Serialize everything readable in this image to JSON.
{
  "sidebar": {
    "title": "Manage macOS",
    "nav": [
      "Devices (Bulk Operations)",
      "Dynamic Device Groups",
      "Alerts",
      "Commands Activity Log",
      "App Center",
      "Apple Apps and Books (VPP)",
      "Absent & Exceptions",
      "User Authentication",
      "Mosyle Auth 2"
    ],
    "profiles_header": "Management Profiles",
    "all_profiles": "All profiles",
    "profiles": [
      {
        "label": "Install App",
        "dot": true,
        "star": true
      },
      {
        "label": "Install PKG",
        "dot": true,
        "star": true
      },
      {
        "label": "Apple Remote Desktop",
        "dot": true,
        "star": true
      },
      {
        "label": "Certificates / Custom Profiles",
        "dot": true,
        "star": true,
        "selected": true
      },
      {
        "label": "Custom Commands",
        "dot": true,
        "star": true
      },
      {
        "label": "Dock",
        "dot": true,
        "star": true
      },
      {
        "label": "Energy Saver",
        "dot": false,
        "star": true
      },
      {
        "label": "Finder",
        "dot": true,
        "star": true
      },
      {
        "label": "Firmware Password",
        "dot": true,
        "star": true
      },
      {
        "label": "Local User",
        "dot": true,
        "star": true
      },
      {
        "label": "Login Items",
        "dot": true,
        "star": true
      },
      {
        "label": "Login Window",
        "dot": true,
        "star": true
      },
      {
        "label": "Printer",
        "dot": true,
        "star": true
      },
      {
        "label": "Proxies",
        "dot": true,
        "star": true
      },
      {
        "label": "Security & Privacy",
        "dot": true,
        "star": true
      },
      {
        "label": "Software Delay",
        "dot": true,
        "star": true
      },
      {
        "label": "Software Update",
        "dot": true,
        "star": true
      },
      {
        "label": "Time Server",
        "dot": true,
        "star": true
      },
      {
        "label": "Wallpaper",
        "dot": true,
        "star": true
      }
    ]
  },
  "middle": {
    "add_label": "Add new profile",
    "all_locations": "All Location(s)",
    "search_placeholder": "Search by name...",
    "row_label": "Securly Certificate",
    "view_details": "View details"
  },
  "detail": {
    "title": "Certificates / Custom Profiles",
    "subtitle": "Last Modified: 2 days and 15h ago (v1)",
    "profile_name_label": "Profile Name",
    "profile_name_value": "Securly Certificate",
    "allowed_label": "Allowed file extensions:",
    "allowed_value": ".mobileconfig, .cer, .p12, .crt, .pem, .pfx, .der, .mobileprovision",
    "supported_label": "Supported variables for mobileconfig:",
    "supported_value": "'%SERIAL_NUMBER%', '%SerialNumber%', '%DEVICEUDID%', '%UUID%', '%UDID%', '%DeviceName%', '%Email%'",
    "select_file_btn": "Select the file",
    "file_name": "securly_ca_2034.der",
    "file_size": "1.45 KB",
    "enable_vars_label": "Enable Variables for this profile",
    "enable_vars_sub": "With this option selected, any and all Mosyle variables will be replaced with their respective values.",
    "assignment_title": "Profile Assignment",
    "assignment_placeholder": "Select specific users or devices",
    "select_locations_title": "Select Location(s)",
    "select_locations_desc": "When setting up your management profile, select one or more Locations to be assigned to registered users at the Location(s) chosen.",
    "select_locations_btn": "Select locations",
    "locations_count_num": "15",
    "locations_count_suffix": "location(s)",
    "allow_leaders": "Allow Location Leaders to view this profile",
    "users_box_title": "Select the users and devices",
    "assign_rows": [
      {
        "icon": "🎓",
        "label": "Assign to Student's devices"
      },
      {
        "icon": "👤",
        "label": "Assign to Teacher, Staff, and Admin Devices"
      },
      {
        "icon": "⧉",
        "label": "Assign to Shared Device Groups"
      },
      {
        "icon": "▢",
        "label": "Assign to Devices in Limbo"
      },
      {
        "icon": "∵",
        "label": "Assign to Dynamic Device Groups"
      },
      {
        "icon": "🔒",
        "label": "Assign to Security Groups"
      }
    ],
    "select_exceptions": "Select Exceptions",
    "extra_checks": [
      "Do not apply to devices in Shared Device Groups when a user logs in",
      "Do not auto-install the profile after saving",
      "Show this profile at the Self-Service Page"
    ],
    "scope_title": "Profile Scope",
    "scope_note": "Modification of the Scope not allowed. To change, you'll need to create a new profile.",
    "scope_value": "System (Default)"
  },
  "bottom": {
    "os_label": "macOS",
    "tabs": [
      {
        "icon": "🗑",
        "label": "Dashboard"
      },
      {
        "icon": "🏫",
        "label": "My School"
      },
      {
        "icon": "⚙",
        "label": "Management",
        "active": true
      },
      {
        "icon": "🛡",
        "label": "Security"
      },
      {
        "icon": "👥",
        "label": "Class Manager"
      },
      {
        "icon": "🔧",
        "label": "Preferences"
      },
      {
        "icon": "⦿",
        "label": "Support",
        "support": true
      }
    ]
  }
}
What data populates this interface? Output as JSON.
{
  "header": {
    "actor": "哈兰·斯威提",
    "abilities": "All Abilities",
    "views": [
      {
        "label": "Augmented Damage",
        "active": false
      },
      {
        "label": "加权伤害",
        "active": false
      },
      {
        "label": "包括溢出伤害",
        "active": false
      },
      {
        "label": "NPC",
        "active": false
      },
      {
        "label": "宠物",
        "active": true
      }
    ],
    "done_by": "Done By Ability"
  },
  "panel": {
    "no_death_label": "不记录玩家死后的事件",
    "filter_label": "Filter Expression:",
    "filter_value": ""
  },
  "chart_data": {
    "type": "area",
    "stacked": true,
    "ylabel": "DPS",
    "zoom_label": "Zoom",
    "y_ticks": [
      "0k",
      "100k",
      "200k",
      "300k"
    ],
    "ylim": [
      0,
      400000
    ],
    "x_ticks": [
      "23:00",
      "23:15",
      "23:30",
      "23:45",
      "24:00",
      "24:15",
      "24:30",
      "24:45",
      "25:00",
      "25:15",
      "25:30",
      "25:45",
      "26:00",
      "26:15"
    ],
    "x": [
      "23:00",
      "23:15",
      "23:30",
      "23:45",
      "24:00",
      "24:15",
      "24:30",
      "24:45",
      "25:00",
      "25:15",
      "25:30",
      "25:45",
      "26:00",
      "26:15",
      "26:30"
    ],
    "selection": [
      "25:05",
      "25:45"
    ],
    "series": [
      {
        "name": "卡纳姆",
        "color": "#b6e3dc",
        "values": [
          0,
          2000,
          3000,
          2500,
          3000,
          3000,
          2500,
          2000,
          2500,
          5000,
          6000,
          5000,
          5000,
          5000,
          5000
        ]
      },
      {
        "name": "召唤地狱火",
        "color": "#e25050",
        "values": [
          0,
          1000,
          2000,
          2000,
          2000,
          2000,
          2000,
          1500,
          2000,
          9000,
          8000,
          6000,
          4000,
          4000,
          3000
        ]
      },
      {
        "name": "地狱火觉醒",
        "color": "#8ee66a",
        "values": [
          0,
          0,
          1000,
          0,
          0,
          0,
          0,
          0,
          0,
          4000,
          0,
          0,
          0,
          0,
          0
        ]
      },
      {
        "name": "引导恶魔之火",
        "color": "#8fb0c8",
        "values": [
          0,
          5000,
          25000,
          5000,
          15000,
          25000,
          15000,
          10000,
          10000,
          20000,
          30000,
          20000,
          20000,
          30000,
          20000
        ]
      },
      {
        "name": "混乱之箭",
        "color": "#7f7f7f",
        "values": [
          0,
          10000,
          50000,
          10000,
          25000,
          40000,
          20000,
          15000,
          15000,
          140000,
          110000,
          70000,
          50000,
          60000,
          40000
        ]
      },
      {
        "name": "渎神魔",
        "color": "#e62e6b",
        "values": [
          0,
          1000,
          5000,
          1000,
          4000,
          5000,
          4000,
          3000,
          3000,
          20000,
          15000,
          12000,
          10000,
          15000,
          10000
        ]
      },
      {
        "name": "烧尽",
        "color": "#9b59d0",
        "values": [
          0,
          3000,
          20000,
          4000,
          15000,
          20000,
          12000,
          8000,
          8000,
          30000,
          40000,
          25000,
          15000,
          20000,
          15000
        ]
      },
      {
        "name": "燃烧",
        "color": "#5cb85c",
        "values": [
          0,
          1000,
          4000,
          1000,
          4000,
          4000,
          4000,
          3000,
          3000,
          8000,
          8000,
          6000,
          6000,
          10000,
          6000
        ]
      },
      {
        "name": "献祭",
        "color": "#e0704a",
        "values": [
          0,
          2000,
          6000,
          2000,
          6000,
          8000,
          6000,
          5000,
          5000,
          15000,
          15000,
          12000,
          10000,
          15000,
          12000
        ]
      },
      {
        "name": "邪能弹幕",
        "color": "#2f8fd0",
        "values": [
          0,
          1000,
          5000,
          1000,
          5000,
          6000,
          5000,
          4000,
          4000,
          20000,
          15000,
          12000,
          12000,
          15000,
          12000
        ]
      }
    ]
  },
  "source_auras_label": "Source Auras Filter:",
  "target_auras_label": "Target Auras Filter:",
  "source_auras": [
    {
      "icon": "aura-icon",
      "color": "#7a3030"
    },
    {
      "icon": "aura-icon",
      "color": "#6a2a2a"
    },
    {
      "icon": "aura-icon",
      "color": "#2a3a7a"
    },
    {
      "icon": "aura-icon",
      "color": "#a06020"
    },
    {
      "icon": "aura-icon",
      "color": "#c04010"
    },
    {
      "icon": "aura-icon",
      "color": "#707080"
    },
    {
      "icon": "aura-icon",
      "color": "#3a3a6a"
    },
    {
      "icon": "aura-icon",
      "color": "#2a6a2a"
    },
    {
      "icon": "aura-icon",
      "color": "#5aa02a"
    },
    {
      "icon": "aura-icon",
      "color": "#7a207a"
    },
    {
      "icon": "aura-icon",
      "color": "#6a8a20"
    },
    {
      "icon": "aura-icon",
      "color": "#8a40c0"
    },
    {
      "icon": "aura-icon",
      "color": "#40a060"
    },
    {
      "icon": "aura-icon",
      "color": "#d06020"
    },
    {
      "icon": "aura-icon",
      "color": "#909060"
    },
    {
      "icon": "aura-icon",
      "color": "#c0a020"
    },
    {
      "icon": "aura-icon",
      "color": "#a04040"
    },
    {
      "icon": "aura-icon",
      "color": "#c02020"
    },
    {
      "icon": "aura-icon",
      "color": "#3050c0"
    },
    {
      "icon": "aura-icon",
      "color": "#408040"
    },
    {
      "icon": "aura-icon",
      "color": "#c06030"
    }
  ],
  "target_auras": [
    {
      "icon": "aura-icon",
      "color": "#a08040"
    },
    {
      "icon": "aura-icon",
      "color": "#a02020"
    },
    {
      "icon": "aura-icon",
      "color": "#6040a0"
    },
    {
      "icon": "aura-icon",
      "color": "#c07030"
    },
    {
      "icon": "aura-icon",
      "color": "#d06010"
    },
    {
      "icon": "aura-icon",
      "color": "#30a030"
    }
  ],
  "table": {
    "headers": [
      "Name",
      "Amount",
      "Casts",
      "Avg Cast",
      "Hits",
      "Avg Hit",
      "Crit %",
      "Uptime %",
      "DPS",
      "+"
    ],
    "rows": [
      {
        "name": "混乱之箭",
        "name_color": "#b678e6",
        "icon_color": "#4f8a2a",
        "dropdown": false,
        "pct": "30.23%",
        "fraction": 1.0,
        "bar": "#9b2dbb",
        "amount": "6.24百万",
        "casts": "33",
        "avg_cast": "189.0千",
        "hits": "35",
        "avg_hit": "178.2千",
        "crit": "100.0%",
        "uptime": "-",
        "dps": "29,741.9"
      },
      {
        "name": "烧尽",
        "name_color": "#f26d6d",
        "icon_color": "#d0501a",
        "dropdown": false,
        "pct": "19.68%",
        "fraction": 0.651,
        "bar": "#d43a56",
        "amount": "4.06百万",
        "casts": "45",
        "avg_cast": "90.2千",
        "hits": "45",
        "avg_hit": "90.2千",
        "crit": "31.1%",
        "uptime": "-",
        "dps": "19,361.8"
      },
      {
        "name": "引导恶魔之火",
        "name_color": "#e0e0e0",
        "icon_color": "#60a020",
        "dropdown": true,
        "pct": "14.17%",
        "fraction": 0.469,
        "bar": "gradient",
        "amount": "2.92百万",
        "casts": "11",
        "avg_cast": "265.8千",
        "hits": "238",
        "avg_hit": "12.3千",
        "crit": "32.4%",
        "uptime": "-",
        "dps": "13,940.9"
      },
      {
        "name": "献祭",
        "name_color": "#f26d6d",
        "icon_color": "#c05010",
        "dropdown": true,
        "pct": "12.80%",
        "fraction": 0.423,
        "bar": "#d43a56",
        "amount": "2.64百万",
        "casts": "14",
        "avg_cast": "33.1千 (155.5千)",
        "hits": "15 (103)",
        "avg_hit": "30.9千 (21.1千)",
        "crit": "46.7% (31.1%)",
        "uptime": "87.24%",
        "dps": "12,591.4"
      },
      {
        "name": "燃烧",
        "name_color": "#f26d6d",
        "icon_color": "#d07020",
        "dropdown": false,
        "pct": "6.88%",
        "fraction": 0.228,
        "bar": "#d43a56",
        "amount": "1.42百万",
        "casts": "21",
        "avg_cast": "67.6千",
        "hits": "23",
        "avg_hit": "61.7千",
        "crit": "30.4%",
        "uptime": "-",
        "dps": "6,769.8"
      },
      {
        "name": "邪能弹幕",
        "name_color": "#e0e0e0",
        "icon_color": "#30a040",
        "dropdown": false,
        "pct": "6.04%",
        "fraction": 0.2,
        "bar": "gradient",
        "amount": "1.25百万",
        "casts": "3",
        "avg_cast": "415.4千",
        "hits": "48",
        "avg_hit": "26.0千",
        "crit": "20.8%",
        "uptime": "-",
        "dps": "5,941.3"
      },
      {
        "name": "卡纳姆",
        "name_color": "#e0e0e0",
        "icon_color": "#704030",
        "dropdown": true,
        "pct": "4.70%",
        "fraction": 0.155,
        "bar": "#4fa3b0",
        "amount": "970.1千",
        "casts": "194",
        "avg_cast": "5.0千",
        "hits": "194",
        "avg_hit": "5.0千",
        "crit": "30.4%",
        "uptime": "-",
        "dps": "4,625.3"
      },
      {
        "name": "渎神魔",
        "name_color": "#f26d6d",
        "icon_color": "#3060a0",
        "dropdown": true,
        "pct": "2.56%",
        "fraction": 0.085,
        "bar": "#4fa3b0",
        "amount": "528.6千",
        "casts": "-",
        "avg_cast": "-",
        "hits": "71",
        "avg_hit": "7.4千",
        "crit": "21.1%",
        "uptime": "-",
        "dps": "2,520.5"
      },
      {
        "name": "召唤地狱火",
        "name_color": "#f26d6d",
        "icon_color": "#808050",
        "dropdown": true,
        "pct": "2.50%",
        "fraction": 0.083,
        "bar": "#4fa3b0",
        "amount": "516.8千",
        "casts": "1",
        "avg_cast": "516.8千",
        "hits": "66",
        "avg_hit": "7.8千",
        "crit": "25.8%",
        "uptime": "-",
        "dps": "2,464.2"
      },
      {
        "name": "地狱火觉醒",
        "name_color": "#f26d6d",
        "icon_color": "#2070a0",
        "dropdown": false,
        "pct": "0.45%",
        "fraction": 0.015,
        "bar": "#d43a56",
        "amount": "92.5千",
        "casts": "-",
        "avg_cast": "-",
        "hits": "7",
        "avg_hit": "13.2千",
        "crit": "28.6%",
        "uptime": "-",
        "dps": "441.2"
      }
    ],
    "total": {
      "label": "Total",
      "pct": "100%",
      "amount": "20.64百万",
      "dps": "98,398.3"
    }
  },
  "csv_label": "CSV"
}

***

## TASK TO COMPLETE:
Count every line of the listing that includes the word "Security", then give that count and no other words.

## TASK ANSWER:
3